[TASK ITEM]
When a line of the records below contains the string "Select", copy that whole line.

[Dataset rows describing interfaces]
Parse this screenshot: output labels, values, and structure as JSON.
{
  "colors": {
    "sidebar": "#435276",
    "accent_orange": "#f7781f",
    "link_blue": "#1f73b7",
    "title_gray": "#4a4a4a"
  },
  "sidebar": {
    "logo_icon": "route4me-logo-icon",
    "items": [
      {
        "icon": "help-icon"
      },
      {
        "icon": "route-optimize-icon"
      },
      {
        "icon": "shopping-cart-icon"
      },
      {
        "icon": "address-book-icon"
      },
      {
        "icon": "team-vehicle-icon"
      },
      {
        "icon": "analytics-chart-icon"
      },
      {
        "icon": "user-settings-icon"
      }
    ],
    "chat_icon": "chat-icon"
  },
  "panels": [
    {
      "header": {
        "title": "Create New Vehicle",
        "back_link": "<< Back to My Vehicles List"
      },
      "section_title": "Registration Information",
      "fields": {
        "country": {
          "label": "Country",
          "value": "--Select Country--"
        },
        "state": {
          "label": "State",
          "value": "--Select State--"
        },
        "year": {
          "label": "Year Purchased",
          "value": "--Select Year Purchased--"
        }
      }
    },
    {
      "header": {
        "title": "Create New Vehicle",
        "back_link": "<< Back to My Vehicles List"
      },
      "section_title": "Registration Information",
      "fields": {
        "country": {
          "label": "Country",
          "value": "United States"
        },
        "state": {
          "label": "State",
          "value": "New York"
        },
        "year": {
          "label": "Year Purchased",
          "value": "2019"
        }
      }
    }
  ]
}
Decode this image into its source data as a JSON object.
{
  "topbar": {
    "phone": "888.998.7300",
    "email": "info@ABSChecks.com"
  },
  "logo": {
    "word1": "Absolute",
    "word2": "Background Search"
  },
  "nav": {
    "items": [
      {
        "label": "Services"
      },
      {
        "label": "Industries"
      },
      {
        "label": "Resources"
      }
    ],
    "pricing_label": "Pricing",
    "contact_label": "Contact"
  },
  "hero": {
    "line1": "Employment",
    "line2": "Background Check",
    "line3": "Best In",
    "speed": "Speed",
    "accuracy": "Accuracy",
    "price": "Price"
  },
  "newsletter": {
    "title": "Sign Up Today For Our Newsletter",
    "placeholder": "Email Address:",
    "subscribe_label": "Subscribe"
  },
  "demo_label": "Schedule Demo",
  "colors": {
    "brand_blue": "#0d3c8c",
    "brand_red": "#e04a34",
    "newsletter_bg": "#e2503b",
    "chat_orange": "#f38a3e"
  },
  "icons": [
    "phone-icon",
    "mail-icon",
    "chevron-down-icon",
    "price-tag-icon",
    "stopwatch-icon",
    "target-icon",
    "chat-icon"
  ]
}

[RESPONSE]
          "value": "--Select Country--"
          "value": "--Select State--"
          "value": "--Select Year Purchased--"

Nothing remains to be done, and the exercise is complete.